**Task requirements**
Leaving out the pictures, copy each record below exactly.

# # # # # # #

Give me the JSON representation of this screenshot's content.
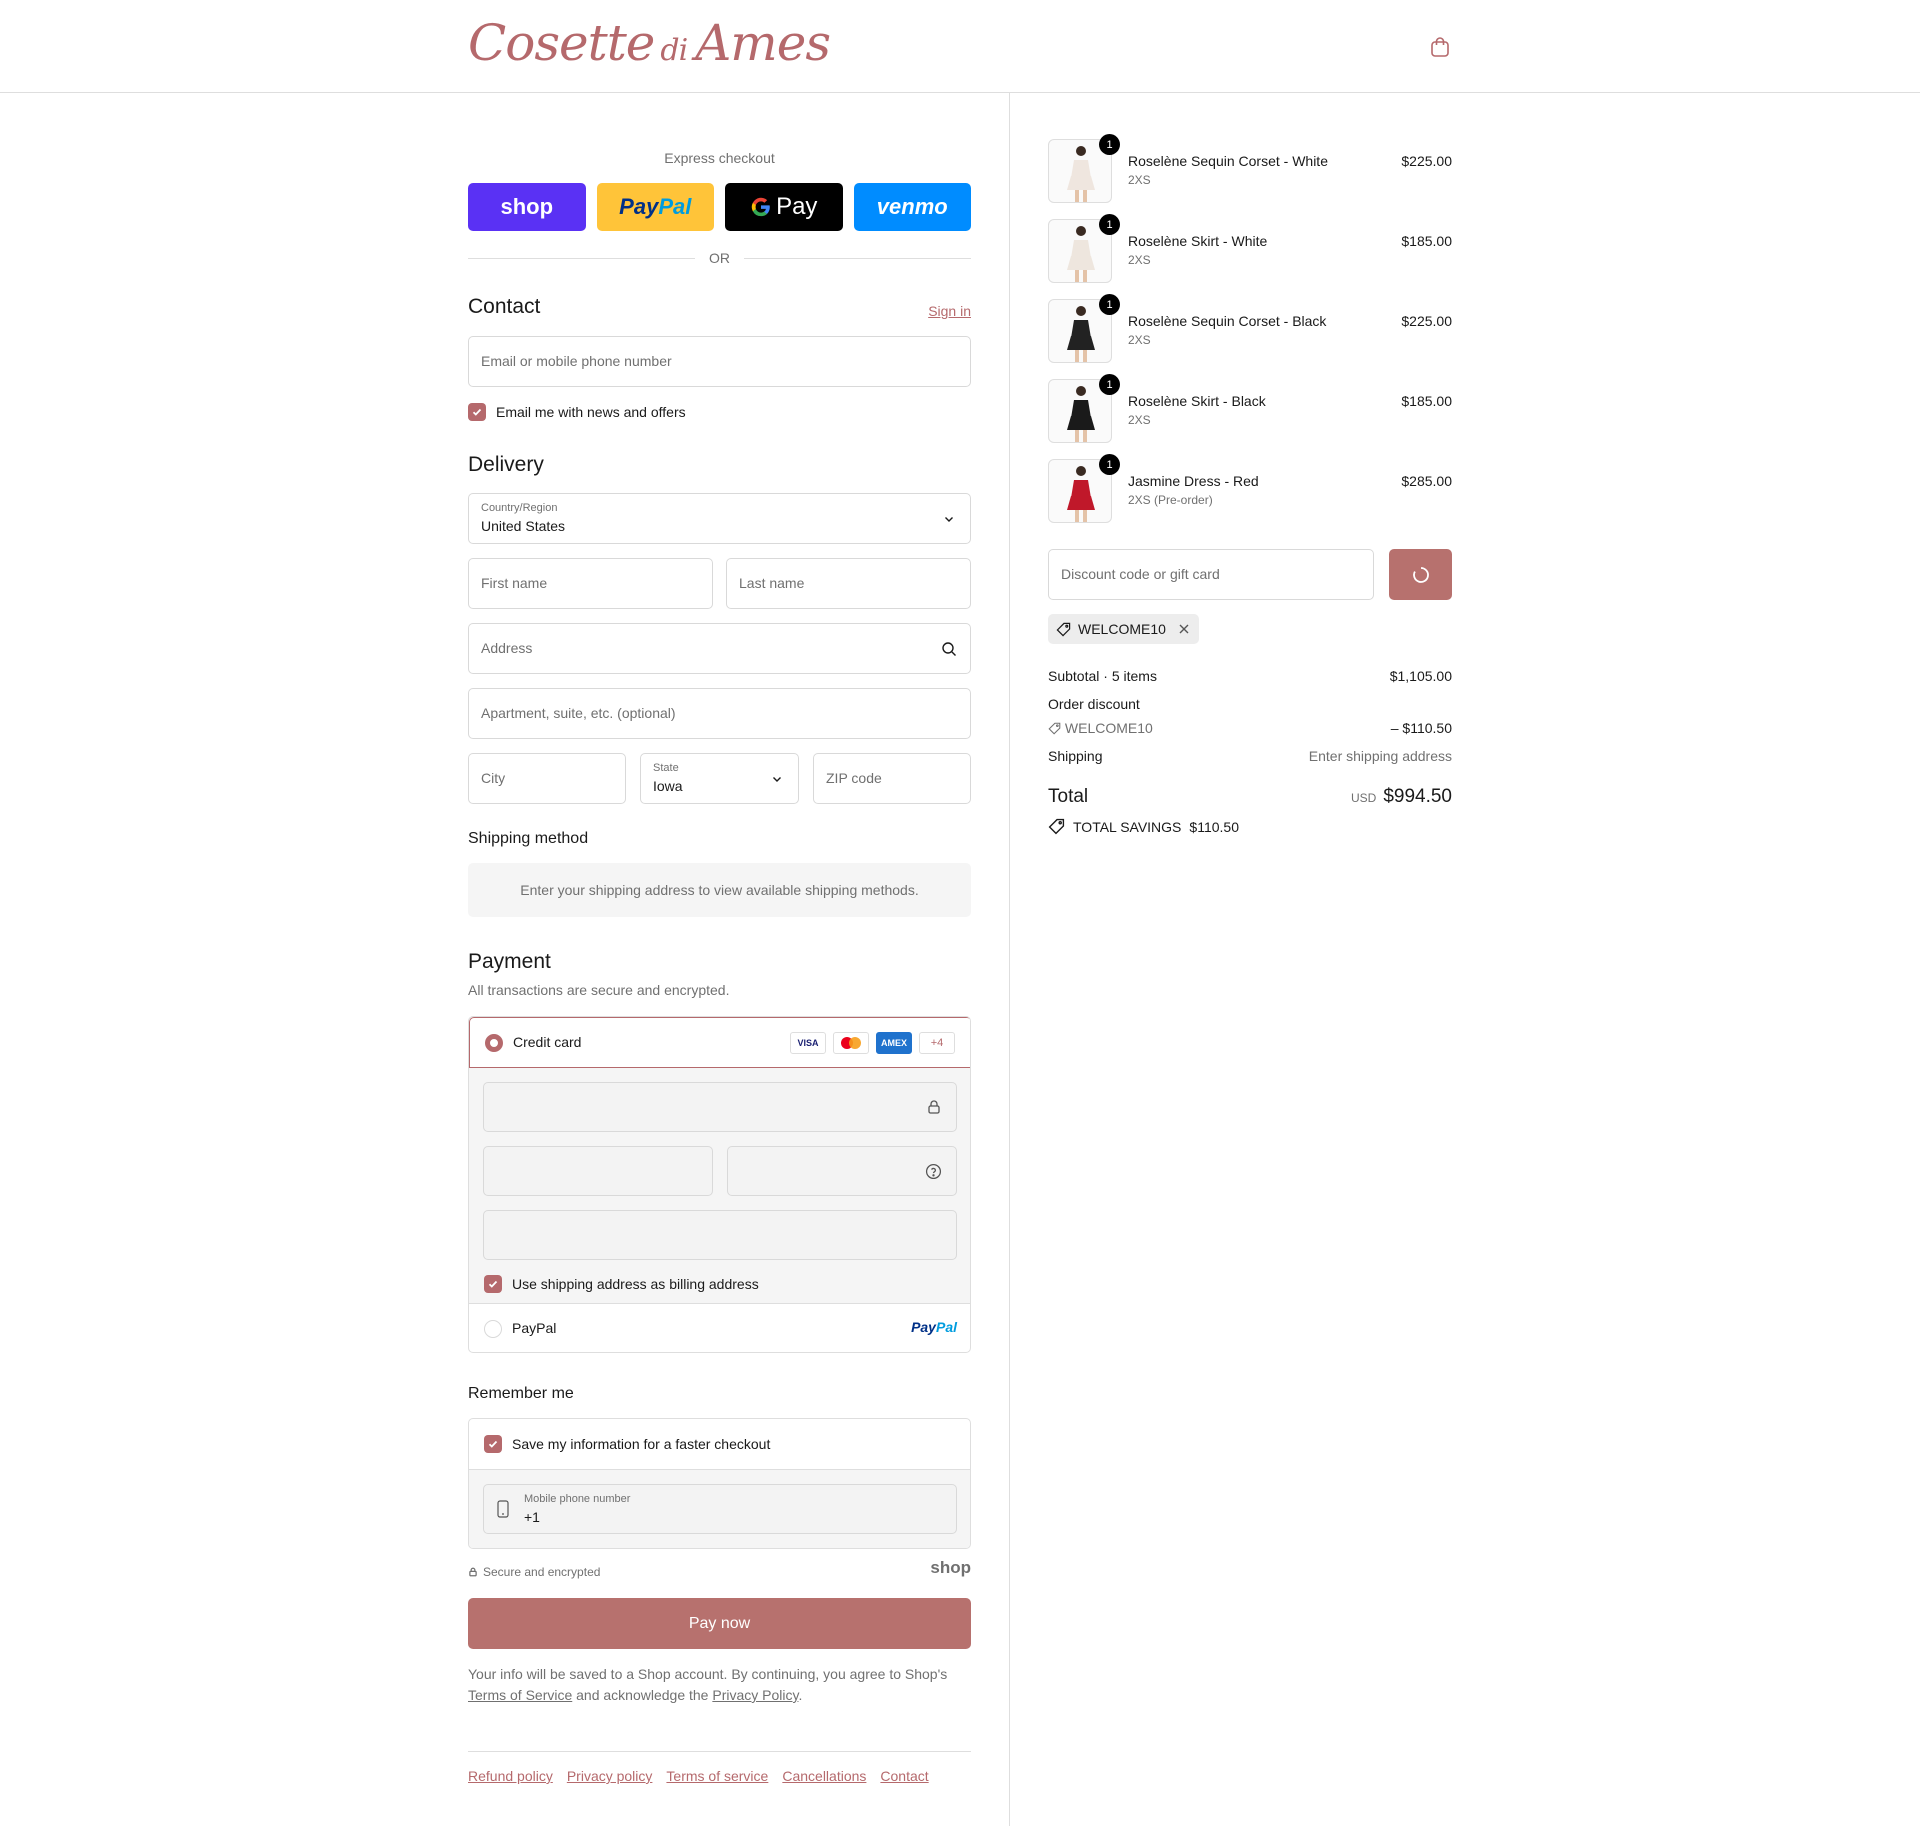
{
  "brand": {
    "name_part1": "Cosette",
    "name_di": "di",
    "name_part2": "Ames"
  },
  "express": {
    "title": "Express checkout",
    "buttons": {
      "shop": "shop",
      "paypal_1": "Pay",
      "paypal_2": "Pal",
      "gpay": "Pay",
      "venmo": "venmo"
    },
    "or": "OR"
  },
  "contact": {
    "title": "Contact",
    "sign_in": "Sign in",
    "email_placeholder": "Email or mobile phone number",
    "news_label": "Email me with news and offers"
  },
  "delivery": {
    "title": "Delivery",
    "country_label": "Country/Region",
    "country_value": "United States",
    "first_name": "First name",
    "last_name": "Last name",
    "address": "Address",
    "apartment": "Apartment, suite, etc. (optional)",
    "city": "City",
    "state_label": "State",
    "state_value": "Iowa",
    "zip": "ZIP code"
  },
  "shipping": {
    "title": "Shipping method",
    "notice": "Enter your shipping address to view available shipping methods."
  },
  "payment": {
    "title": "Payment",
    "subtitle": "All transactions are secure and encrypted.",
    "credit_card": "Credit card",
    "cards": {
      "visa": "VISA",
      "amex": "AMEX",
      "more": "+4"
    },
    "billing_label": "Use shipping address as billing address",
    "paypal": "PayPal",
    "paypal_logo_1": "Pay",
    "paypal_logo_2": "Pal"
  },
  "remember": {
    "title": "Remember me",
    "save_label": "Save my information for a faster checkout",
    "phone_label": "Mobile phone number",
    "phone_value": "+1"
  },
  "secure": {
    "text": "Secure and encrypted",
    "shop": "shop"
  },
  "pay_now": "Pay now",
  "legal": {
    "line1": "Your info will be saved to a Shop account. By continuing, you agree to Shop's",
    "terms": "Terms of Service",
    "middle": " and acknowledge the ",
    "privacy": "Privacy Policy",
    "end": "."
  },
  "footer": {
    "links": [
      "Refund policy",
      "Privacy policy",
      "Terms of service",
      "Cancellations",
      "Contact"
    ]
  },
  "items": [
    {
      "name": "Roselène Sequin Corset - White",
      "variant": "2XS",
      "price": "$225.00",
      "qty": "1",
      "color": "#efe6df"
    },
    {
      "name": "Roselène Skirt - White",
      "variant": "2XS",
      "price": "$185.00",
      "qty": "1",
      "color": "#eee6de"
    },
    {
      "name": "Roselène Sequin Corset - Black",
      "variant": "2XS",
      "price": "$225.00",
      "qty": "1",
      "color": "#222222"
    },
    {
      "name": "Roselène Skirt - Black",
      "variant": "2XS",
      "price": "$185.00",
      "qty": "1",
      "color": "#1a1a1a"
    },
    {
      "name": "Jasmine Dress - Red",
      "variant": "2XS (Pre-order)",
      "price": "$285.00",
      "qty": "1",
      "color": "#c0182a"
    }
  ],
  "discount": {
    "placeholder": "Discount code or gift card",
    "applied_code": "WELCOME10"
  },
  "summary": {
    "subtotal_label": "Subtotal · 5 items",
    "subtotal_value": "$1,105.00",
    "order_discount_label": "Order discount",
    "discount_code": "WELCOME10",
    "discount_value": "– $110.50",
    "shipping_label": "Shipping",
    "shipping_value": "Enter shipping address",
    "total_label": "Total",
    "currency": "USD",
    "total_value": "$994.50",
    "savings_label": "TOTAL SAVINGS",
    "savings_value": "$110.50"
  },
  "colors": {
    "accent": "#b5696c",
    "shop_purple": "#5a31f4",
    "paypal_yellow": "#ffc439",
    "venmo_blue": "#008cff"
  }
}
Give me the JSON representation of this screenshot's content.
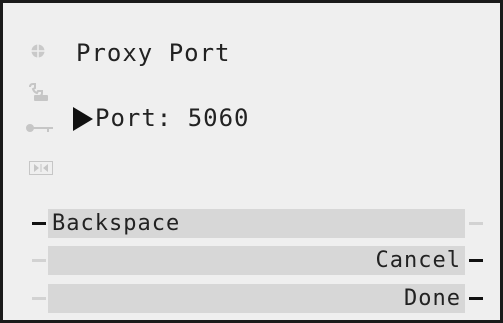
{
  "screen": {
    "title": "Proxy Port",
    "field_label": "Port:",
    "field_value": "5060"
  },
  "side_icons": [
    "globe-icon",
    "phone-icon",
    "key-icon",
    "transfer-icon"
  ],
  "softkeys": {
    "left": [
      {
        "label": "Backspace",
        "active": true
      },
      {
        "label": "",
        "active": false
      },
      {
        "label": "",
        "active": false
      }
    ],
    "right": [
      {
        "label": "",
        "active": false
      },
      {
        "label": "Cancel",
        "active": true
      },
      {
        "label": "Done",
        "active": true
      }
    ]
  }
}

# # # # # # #

**Result of this task**
Give me the JSON representation of this screenshot's content.
{
  "brand": {
    "name_part1": "Cosette",
    "name_di": "di",
    "name_part2": "Ames"
  },
  "express": {
    "title": "Express checkout",
    "buttons": {
      "shop": "shop",
      "paypal_1": "Pay",
      "paypal_2": "Pal",
      "gpay": "Pay",
      "venmo": "venmo"
    },
    "or": "OR"
  },
  "contact": {
    "title": "Contact",
    "sign_in": "Sign in",
    "email_placeholder": "Email or mobile phone number",
    "news_label": "Email me with news and offers"
  },
  "delivery": {
    "title": "Delivery",
    "country_label": "Country/Region",
    "country_value": "United States",
    "first_name": "First name",
    "last_name": "Last name",
    "address": "Address",
    "apartment": "Apartment, suite, etc. (optional)",
    "city": "City",
    "state_label": "State",
    "state_value": "Iowa",
    "zip": "ZIP code"
  },
  "shipping": {
    "title": "Shipping method",
    "notice": "Enter your shipping address to view available shipping methods."
  },
  "payment": {
    "title": "Payment",
    "subtitle": "All transactions are secure and encrypted.",
    "credit_card": "Credit card",
    "cards": {
      "visa": "VISA",
      "amex": "AMEX",
      "more": "+4"
    },
    "billing_label": "Use shipping address as billing address",
    "paypal": "PayPal",
    "paypal_logo_1": "Pay",
    "paypal_logo_2": "Pal"
  },
  "remember": {
    "title": "Remember me",
    "save_label": "Save my information for a faster checkout",
    "phone_label": "Mobile phone number",
    "phone_value": "+1"
  },
  "secure": {
    "text": "Secure and encrypted",
    "shop": "shop"
  },
  "pay_now": "Pay now",
  "legal": {
    "line1": "Your info will be saved to a Shop account. By continuing, you agree to Shop's",
    "terms": "Terms of Service",
    "middle": " and acknowledge the ",
    "privacy": "Privacy Policy",
    "end": "."
  },
  "footer": {
    "links": [
      "Refund policy",
      "Privacy policy",
      "Terms of service",
      "Cancellations",
      "Contact"
    ]
  },
  "items": [
    {
      "name": "Roselène Sequin Corset - White",
      "variant": "2XS",
      "price": "$225.00",
      "qty": "1",
      "color": "#efe6df"
    },
    {
      "name": "Roselène Skirt - White",
      "variant": "2XS",
      "price": "$185.00",
      "qty": "1",
      "color": "#eee6de"
    },
    {
      "name": "Roselène Sequin Corset - Black",
      "variant": "2XS",
      "price": "$225.00",
      "qty": "1",
      "color": "#222222"
    },
    {
      "name": "Roselène Skirt - Black",
      "variant": "2XS",
      "price": "$185.00",
      "qty": "1",
      "color": "#1a1a1a"
    },
    {
      "name": "Jasmine Dress - Red",
      "variant": "2XS (Pre-order)",
      "price": "$285.00",
      "qty": "1",
      "color": "#c0182a"
    }
  ],
  "discount": {
    "placeholder": "Discount code or gift card",
    "applied_code": "WELCOME10"
  },
  "summary": {
    "subtotal_label": "Subtotal · 5 items",
    "subtotal_value": "$1,105.00",
    "order_discount_label": "Order discount",
    "discount_code": "WELCOME10",
    "discount_value": "– $110.50",
    "shipping_label": "Shipping",
    "shipping_value": "Enter shipping address",
    "total_label": "Total",
    "currency": "USD",
    "total_value": "$994.50",
    "savings_label": "TOTAL SAVINGS",
    "savings_value": "$110.50"
  },
  "colors": {
    "accent": "#b5696c",
    "shop_purple": "#5a31f4",
    "paypal_yellow": "#ffc439",
    "venmo_blue": "#008cff"
  }
}
Give me the JSON representation of this screenshot's content.
{
  "screen": {
    "title": "Proxy Port",
    "field_label": "Port:",
    "field_value": "5060"
  },
  "side_icons": [
    "globe-icon",
    "phone-icon",
    "key-icon",
    "transfer-icon"
  ],
  "softkeys": {
    "left": [
      {
        "label": "Backspace",
        "active": true
      },
      {
        "label": "",
        "active": false
      },
      {
        "label": "",
        "active": false
      }
    ],
    "right": [
      {
        "label": "",
        "active": false
      },
      {
        "label": "Cancel",
        "active": true
      },
      {
        "label": "Done",
        "active": true
      }
    ]
  }
}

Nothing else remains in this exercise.